    The fact that they hang around in their own Meebo chat and on their forums and actually talk to people really counts – and when a developer is willing to treat a person with the dignity that any sentient being deserves, and not just as a walking wallet, then it provides you with faith that what they’re doing they’re doing at least mostly for the love of games. And watching the Wolfire blog, I don’t find that hard to believe at all.

    I think I’ve mentioned this already, but I actually see this attitude spreading now to other developers, and it makes me very happy. The recently Kickstarted CreaVures and its developer Muse Games has very, very much the attitude of Wolfire. I left a comment after I got the game telling them just how much I liked it, because I’d really fallen for that little gem, it’s breathtakingly beautiful and hauntingly alien with its bioluminescent ambiance whilst playable at the same time.

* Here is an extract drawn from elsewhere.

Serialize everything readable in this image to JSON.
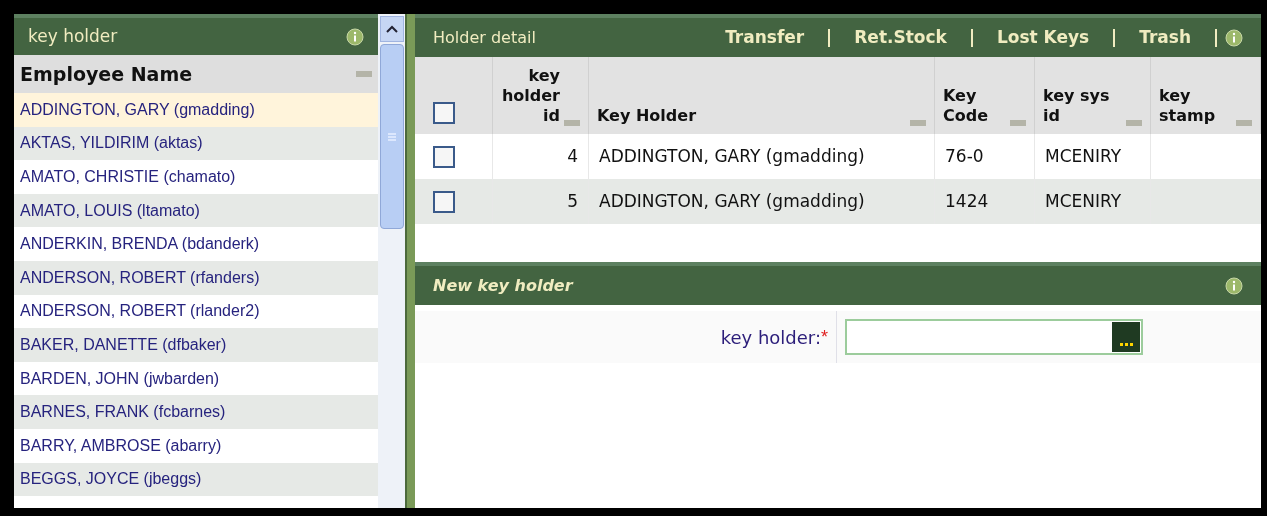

    It had a friend of mine and I actually wondering the nature of that world as I screenshared my playing of it over Skype. We nattered about what sort of world it must be, and how it must be a much more high-energy world than our own to be bioluminescent, and whether perhaps phosphorus is an important element in that world, perhaps even one that’s made its way into the physiological make-up of the critters of that reality. And when you’re sitting there, playing a game, and talking about things like that, you know you’re in for something special.

    And it was, it was like lost Vikings meets VVVVVV and it was the most fun I’d had in a while. So I told the Muse Games folks this over on Kickstarter and later that day I received an email, personally, from Howard Tsao, thanking me for that and offering his email address to contact him in case I needed anything. Just before I’d received that, I wrote a very praising review of the game for a niche games site I help to administer, and I’m very tempted to show him that.

    But yeah, Muse Games seem to have a very Wolfire thing going on, and you can tell that from their blog and their blog, forum, site, and by how they treat people. They’ve caught the Wolfire bug. And I hope that many developers do, because quite frankly it’s wonderful, and in the end it feels less like simply brazen capitalism, and I actually feel good about giving these people my money, knowing that they’ll go on to create more incredible things. And I get to watch, considering how open they are.

    But indeed, Wolfire has started something, something big, and they’ll be remembered for this as other developers follow in their footsteps. If this is the future of games development on the PC (Windows, Macintosh, and Linux alike, since they’re just operating systems which run on PC architecture) then it’s a very, very bright future indeed. And I couldn’t be happier about it.

    #2 3 years ago
  3. TheWulf

    Oh. Forgot to mention: Howard Tsao is actually the CEO of Muse Games.

    #3 3 years ago